A single number is expected: the count of lines in the records below that contain "name".
-=-=-
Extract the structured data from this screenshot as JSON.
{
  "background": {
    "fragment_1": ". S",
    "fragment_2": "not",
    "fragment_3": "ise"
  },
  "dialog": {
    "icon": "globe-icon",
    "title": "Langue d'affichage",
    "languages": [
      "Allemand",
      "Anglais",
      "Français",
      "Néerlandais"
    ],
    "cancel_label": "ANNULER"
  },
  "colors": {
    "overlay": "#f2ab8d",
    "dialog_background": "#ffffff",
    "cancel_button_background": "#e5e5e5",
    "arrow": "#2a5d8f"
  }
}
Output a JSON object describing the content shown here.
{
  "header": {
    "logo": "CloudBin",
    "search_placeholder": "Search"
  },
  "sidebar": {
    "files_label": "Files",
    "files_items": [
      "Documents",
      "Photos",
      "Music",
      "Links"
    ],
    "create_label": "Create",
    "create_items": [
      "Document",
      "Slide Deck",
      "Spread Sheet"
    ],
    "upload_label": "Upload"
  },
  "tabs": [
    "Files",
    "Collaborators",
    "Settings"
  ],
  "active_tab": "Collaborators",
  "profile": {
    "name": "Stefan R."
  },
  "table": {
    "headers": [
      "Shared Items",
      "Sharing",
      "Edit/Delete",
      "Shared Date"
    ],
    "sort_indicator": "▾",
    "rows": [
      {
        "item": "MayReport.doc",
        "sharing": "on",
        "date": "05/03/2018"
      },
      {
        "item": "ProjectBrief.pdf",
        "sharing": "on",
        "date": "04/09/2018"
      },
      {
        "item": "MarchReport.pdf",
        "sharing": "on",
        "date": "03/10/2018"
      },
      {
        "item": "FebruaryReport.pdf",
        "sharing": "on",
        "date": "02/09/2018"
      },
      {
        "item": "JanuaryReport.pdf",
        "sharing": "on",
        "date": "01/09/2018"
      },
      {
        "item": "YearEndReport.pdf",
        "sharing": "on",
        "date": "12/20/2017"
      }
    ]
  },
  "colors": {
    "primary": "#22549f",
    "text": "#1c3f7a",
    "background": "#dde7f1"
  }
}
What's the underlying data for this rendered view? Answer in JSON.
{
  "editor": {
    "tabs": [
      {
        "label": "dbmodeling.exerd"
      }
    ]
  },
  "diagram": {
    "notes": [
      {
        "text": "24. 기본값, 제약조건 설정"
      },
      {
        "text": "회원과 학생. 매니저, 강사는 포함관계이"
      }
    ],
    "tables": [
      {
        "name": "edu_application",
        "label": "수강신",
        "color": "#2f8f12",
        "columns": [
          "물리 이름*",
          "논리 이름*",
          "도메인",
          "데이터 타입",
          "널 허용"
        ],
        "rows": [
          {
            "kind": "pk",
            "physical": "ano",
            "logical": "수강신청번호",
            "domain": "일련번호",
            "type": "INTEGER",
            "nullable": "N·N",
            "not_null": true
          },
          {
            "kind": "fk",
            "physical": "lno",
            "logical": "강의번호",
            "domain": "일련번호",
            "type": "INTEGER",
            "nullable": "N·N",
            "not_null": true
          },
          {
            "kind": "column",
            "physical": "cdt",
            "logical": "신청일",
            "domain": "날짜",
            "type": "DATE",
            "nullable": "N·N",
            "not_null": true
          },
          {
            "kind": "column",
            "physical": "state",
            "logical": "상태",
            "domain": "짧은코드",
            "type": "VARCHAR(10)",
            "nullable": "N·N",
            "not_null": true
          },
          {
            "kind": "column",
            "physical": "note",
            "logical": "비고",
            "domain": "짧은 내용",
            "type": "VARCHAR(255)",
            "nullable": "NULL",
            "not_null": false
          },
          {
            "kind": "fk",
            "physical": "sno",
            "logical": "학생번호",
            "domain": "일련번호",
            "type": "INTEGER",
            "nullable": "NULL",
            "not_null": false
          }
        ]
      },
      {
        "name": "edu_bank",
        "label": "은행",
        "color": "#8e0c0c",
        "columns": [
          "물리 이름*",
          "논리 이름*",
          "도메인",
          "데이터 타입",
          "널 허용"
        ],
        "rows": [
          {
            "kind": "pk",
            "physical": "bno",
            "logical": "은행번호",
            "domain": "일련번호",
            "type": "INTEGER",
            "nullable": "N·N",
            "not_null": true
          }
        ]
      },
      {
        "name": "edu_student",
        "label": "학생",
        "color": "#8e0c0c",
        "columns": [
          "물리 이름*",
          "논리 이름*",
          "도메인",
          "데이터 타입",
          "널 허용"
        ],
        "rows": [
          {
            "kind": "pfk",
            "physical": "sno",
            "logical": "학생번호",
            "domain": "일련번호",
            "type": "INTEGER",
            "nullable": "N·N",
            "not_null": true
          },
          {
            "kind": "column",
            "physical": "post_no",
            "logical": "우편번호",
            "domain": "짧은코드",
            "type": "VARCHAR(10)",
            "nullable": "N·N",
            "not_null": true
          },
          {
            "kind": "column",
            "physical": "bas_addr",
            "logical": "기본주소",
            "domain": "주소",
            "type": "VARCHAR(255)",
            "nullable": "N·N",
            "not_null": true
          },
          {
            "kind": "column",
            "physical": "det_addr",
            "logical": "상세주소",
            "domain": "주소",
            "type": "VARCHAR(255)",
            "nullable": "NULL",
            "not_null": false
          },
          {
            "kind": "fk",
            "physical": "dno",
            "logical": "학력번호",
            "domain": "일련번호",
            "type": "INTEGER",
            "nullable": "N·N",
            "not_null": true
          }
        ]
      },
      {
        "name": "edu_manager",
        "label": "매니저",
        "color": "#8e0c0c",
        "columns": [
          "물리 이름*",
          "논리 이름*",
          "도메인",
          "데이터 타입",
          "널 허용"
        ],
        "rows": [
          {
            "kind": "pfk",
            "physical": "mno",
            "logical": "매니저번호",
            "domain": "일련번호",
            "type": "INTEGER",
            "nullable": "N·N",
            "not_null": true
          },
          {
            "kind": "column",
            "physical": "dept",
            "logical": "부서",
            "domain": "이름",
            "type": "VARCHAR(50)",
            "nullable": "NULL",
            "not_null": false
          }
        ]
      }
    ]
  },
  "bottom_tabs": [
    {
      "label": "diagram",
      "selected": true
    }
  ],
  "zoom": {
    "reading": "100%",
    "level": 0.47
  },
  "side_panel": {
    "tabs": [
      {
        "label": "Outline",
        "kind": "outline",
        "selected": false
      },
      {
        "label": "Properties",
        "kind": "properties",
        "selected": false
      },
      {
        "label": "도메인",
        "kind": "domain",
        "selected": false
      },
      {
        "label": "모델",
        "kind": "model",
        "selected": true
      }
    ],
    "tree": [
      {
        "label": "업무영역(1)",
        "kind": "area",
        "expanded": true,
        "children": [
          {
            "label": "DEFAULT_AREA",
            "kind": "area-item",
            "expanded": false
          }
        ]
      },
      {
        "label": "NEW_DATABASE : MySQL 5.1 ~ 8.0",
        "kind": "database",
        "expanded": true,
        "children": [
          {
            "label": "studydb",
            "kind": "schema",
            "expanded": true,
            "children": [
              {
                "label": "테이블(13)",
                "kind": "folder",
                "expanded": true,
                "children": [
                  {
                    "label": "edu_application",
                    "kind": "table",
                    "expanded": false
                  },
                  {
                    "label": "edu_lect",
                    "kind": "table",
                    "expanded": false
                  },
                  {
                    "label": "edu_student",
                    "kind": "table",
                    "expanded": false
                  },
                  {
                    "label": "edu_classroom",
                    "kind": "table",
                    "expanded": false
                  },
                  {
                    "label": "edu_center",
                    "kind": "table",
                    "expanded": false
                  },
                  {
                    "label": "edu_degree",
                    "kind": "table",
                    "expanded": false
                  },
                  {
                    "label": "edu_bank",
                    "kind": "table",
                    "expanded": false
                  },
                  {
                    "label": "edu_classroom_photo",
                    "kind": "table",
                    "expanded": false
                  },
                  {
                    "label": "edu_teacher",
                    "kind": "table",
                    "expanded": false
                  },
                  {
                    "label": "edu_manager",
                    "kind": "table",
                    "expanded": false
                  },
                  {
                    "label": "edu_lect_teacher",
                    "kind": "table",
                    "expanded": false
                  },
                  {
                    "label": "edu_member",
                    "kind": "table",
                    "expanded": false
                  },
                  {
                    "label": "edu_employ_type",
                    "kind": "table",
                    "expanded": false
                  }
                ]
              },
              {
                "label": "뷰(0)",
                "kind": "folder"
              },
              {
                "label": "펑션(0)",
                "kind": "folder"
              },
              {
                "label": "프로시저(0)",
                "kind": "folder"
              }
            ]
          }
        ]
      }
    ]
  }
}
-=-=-
== Result of this task ==
5